■ EXERCISE BRIEF ■
Your answer should be every line of the entries that has the string "name" in it.

Data about app and page elements:

....................

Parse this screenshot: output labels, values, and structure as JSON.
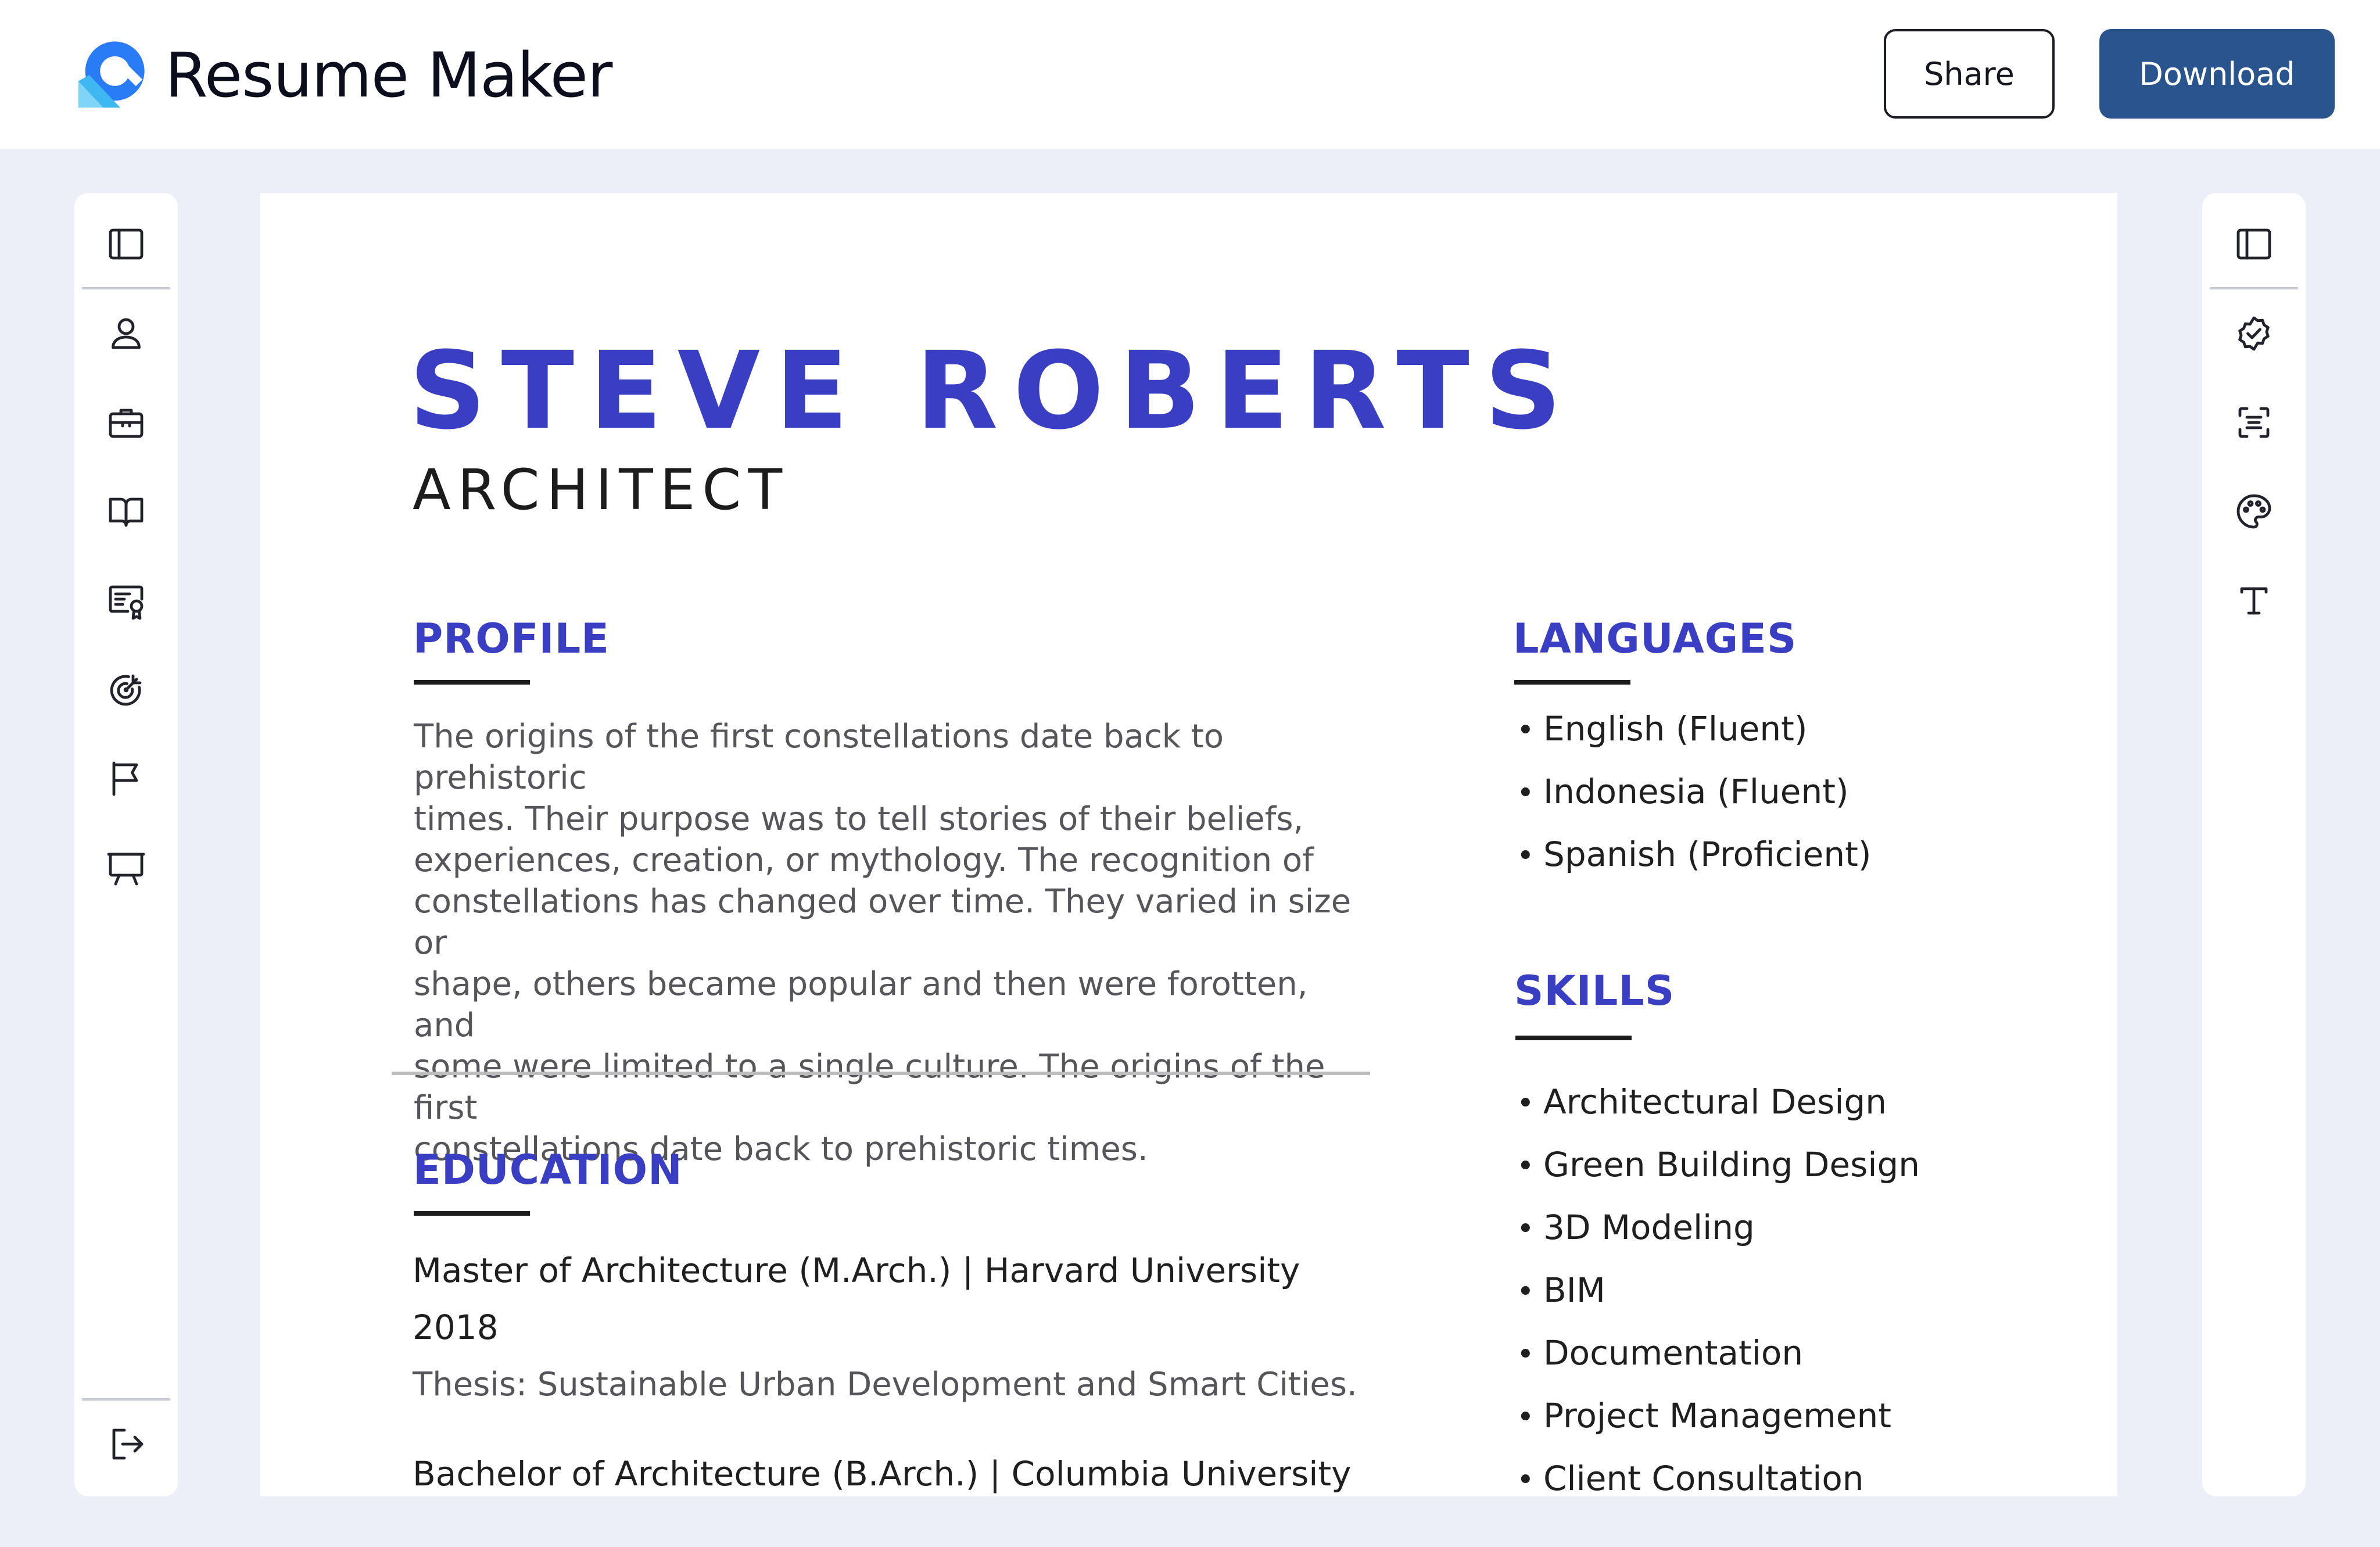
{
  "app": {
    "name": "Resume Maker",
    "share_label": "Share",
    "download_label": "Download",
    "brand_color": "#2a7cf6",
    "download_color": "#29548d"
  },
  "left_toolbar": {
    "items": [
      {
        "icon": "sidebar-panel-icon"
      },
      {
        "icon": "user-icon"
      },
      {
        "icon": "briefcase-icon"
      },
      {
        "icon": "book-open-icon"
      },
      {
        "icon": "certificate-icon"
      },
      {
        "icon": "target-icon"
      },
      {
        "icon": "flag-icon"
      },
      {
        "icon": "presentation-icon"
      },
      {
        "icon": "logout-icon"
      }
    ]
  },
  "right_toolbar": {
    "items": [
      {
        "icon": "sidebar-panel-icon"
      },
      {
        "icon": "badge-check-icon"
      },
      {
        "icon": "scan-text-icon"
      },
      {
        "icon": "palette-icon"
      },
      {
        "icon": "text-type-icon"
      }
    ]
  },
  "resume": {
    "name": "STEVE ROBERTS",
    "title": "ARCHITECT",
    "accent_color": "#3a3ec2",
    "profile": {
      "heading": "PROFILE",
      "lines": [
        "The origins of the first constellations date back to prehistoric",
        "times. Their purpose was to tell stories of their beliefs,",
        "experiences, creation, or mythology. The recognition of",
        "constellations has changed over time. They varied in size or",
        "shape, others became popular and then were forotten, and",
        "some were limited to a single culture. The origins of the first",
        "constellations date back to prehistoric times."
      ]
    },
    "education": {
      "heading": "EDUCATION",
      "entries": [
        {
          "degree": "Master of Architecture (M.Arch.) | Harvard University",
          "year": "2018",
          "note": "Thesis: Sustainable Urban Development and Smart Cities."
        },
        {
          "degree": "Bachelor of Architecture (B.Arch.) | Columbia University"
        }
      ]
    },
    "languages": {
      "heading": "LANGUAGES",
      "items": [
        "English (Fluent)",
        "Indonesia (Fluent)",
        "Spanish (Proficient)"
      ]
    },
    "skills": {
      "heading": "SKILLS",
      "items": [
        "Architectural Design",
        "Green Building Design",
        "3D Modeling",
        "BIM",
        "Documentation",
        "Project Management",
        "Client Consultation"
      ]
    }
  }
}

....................

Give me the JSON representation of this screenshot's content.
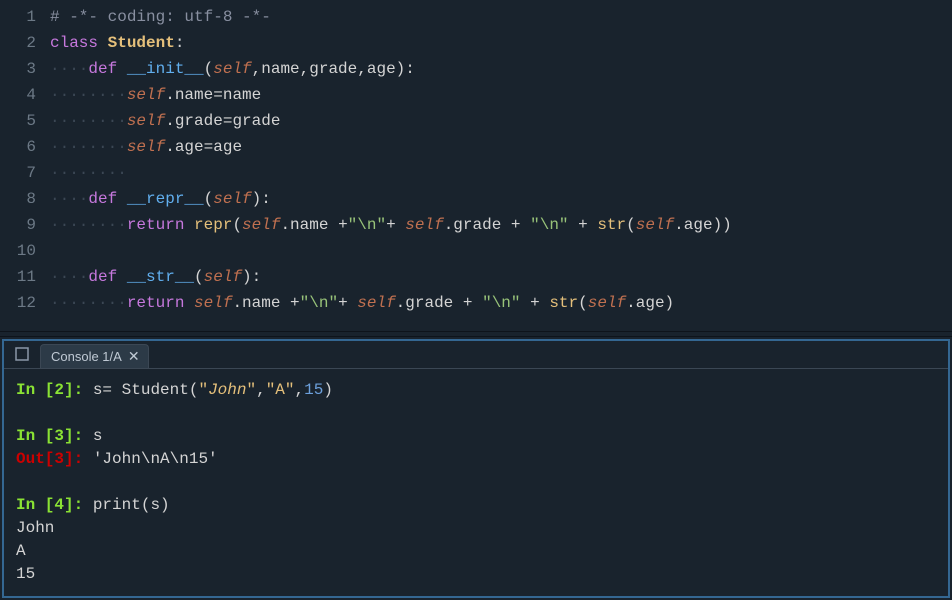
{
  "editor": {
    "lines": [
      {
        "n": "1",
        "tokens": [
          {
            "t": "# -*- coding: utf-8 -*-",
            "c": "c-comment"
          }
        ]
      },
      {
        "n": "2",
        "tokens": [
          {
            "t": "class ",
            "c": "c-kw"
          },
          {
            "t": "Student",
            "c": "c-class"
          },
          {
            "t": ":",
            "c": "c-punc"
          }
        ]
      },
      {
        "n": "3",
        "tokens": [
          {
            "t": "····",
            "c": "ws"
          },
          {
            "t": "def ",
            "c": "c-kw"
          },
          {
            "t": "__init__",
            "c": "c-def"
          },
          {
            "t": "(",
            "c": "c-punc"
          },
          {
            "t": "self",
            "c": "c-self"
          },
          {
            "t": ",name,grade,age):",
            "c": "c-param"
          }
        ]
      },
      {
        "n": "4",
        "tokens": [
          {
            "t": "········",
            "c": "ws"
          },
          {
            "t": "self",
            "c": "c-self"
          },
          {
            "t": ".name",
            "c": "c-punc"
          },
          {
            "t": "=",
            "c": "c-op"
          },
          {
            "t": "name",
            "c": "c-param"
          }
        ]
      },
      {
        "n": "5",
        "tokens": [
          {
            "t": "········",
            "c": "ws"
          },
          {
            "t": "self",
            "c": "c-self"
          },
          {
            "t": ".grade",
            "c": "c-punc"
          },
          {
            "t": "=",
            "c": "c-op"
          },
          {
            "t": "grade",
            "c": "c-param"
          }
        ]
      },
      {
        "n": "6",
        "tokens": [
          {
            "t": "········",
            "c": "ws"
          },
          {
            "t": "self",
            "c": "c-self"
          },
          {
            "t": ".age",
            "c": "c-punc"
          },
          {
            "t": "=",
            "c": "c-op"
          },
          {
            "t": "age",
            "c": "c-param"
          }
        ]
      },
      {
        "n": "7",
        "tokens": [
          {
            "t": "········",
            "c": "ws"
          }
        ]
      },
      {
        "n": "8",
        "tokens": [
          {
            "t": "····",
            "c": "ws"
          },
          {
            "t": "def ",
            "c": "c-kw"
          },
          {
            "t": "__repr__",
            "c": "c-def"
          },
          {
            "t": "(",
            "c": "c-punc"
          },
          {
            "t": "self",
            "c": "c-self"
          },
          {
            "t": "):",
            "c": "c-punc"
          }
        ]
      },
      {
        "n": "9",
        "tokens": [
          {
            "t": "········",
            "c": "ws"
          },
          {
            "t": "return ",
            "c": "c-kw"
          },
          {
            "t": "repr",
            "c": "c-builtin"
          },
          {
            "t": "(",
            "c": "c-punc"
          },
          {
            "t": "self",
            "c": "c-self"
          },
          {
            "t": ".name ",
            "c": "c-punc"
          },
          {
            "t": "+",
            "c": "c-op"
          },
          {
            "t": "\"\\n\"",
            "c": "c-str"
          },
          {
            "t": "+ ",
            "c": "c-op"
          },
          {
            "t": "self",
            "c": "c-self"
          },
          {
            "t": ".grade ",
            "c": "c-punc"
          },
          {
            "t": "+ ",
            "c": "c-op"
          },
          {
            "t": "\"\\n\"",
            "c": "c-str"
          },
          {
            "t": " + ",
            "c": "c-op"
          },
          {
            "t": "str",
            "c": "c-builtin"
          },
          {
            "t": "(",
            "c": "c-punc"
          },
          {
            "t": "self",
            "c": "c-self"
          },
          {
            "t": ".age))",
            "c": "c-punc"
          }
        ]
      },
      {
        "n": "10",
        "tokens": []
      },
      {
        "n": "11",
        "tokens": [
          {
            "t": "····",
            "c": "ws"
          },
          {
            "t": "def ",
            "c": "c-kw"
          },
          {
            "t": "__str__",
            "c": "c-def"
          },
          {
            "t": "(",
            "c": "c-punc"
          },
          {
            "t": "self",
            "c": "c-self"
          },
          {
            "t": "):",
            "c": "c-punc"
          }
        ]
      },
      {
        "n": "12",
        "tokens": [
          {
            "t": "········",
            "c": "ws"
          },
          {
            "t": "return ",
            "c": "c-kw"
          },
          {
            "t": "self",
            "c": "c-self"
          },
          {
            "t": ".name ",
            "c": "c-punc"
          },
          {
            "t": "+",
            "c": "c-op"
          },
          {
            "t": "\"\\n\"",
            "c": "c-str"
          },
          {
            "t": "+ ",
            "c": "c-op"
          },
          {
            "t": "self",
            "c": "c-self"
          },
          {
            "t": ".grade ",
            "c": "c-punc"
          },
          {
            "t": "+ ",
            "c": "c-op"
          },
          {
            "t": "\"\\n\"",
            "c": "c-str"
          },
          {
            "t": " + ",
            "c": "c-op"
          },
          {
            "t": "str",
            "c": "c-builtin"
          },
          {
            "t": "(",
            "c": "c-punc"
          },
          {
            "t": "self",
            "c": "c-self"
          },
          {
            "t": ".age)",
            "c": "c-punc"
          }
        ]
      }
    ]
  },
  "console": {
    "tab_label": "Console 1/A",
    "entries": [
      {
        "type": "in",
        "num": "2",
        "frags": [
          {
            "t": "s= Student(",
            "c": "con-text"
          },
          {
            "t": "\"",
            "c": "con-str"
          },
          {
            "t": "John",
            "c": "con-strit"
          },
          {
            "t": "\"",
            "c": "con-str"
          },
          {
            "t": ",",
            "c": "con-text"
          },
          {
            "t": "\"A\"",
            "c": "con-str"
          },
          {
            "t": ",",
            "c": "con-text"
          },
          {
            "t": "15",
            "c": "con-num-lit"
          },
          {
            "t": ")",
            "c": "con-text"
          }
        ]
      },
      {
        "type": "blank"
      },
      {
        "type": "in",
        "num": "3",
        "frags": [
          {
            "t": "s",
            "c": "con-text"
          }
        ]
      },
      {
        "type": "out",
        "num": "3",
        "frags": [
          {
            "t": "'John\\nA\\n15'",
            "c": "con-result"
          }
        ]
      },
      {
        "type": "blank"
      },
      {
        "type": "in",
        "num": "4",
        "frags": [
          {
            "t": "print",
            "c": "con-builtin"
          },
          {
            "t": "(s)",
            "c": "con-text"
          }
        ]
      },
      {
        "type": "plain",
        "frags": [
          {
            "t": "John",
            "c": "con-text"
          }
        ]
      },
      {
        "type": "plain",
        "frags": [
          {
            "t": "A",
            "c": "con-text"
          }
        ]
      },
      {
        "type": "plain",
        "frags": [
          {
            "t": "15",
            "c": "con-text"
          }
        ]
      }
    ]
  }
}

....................

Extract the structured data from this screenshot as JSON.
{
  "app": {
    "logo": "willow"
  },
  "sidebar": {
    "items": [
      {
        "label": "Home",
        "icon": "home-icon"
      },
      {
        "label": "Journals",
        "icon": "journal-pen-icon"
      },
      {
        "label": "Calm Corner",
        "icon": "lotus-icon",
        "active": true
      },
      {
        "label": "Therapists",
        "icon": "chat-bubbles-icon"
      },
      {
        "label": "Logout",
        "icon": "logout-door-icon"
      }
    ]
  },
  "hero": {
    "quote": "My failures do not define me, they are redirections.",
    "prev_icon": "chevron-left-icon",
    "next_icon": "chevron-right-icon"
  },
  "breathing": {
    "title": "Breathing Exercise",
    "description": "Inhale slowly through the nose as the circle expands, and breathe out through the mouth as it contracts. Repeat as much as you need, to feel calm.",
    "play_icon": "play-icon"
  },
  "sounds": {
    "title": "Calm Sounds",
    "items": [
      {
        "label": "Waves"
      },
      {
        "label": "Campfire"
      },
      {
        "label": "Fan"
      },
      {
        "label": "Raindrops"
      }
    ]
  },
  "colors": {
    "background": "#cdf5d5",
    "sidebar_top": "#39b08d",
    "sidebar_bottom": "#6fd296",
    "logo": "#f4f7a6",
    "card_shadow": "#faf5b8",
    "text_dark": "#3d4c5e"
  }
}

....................

■ EXERCISE RESULT ■
    "name": "Resume Maker",
    "name": "STEVE ROBERTS",
            "t": ",name,grade,age):",
            "t": ".name",
            "t": "name",
            "t": ".name ",
            "t": ".name ",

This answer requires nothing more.